I slip into troubleshooting mode.

This setup has been running just fine for over a year. I haven’t added any additional load to this circuit. Perhaps some component has a fault and is causing the breaker to open? That’s my theory so I first find some extension cords and power strips to run from other parts of the house to the items on this circuit. I head out the the garage and grab a few (I also stumble upon the power cord for my time-lapse rig in a box out there! Happy dance! I love little coincidences like that. I’ve been wracking my brain to locate that item for over a year!) I reset the breaker, which I note is a 15 amp one, and head in to start unloading the circuit. I start with the TV/multimedia setup. I run a power strip to relocate all of its plugs. Shortly after I power them all up the circuit breaker opens again. I know this because the bedroom light goes off and I hear the wine cooler shut off. A metaphorical light bulb goes on above my head and I think “maybe the compressor of the wine cooler has gone bad?” Thankfully it is closing in on Winter and my office is wine cellar temp anyway, so I wander in with a flashlight and pull the wine cooler’s plug, head out to the garage to reset the breaker. Back in my office I’m already starting to unplug all my external hard drives to get them off the circuit when the lights go out again. I’m getting frustrated. It takes a few trips back and forth from my office to the garage (at opposite ends of the house) to get the whole of my desk and its devices onto an extension cord coming from the bathroom.

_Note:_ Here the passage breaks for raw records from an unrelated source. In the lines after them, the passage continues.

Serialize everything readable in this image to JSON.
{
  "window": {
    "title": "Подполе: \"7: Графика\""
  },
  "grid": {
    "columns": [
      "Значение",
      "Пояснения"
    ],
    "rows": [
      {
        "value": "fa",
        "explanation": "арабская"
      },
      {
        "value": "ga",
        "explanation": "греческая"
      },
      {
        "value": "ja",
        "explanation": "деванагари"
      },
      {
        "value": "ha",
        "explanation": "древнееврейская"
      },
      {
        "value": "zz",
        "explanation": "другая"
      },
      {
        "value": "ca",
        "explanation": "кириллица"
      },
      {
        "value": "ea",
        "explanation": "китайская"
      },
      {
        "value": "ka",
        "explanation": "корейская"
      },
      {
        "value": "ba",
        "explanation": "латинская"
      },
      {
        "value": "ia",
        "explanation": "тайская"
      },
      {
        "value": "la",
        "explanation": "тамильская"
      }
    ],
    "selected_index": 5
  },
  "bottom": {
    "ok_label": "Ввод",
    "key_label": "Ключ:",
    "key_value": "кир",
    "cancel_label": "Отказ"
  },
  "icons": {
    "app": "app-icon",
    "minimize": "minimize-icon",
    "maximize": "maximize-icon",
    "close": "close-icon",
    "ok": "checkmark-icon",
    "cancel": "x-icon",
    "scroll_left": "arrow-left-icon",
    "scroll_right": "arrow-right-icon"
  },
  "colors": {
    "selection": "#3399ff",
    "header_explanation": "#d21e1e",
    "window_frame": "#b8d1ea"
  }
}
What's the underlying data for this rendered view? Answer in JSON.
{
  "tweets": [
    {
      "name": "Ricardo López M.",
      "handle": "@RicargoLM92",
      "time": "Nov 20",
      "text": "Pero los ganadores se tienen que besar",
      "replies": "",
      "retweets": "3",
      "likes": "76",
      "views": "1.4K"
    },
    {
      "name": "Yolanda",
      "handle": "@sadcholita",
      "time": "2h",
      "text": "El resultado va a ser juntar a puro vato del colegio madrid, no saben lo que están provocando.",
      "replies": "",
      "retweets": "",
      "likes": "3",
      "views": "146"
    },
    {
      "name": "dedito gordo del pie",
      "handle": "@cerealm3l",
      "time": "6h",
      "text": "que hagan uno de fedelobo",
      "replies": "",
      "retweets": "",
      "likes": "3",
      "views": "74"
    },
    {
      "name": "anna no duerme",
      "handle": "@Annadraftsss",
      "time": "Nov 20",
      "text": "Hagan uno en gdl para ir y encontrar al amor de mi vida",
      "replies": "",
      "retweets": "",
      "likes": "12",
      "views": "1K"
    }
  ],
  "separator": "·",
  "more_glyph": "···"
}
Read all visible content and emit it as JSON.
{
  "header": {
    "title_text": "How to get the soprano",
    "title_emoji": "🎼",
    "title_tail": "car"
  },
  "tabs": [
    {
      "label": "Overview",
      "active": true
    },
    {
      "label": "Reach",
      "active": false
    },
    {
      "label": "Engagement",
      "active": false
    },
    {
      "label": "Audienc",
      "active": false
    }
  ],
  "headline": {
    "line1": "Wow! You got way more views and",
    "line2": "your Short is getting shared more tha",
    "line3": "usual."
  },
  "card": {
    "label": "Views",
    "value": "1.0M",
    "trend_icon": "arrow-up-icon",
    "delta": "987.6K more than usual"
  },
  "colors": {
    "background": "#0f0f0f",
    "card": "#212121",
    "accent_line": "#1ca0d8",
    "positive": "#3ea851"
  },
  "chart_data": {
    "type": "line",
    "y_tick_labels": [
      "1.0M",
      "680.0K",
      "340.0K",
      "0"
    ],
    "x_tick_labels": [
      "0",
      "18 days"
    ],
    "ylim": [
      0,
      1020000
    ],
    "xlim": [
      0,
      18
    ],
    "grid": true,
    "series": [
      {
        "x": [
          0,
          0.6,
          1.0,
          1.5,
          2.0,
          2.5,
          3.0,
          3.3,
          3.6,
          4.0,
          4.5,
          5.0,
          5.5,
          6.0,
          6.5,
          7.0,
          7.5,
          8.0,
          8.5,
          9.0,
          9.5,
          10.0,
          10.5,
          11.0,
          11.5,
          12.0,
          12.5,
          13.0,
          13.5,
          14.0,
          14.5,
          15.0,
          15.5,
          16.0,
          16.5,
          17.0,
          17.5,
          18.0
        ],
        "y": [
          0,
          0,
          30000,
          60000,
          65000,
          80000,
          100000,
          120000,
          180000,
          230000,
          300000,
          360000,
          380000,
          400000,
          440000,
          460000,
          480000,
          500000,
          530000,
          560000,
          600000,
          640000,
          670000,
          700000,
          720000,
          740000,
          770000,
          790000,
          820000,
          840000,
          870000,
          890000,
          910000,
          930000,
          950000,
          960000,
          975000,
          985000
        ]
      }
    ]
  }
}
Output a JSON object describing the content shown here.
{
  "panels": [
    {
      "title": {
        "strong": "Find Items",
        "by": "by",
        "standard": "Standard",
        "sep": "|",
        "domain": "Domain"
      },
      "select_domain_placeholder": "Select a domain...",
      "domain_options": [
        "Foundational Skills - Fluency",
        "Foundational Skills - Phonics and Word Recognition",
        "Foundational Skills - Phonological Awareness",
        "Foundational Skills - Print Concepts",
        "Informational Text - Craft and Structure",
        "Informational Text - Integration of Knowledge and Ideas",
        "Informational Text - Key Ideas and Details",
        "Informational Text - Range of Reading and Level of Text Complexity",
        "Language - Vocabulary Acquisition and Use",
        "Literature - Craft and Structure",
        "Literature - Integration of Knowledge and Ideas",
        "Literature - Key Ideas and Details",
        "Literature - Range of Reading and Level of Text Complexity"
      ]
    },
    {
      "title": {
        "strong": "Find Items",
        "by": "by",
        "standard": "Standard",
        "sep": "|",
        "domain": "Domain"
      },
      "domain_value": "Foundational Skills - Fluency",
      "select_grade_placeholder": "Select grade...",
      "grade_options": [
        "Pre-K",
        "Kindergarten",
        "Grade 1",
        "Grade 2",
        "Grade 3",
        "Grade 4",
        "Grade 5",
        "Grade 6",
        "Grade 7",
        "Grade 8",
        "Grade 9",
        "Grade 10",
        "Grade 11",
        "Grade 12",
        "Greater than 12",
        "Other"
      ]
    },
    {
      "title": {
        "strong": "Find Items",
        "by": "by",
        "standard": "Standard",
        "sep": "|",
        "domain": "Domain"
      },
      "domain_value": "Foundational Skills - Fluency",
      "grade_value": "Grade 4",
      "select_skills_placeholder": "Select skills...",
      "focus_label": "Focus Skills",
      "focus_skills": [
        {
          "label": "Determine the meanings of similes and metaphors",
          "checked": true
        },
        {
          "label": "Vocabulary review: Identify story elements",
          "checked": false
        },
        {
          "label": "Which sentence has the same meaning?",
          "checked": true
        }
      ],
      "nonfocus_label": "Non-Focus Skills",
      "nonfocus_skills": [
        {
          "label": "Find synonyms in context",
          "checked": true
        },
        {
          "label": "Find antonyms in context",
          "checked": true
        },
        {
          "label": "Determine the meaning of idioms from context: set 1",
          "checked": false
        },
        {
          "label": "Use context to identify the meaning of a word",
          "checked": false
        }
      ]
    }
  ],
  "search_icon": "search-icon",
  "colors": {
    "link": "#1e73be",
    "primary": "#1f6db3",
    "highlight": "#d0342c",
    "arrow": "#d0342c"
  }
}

Several attempts continue to the point where I’m CERTAIN there is nothing on this circuit but the ceiling light fixture, and the breaker continues to open at random times. Now I’m angry. Well, perhaps exasperated is a more accurate term. I finally give up, leaving the wine cooler unplugged and head to bed, now a full two to three hours later than I usually head to sleep.

This morning, after sleeping on it I’m mulling over in my head what might be going on. There is a sharpie mark right next to the 15 amp breaker in the garage so I’m starting to suspect that this breaker has a history with the previous owners of the house. Two other breakers have similar marks, so it’s turning into an “oh crap, I’m going to be hiring a professional electrician to sort this out at some point aren’t I?” scenarios. Ugh.

As I’m wrestling with all the data, troubleshooting, and theory around in my brain I’m making myself my morning hot cocoa. Linda walks in and tells me “The water for the red mares* is all frozen over this morning. The tank heater you installed yesterday isn’t working.”

OF COURSE! I used an extension cord from the water feature off our back patio out to there pasture where *Linda has been fostering two horses for a local animal rescue operation. They have been quarantined away from our barn and her other animals, so we have rigged up a temporary enclosure for them. It has been impossible to keep their water from freezing so I went to a hardware store and ran a cord from our backyard to run a tank heater. The tank heater is a borrowed one and it strong enough to keep our pond from freezing. Overkill for a 200g tank for sure, but what we had available.

I noted a 20 amp breaker in the panel in the garage labeled “water fountain & Xmas” which I assumed was you know… for THE WATER FOUNTAIN! (and some outlets under the eaves clearly for Christmas lights) Obviously the labels on our panel are a series of lies and misinformation! I step outside and sure enough, the water feature is silent and mostly frozen. I never thought to check it last night, because I foolishly believed what the labels on the panel said. Sigh.

I walk out and unplug the tank heater from the outlet that runs the water feature’s pump, then go close the breaker and of course the everything comes on again. The most important bottles of the wine collection are now safely resting in their temperature-controlled little world again.

Today my to-do list includes finding a lower-power-draw tank/bucket heater for our temporary equine residents. We only need one that pulls a few amps, as opposed to the borrowed one that can warm a pond.

And of course undo all my troubleshooting extension cord mess.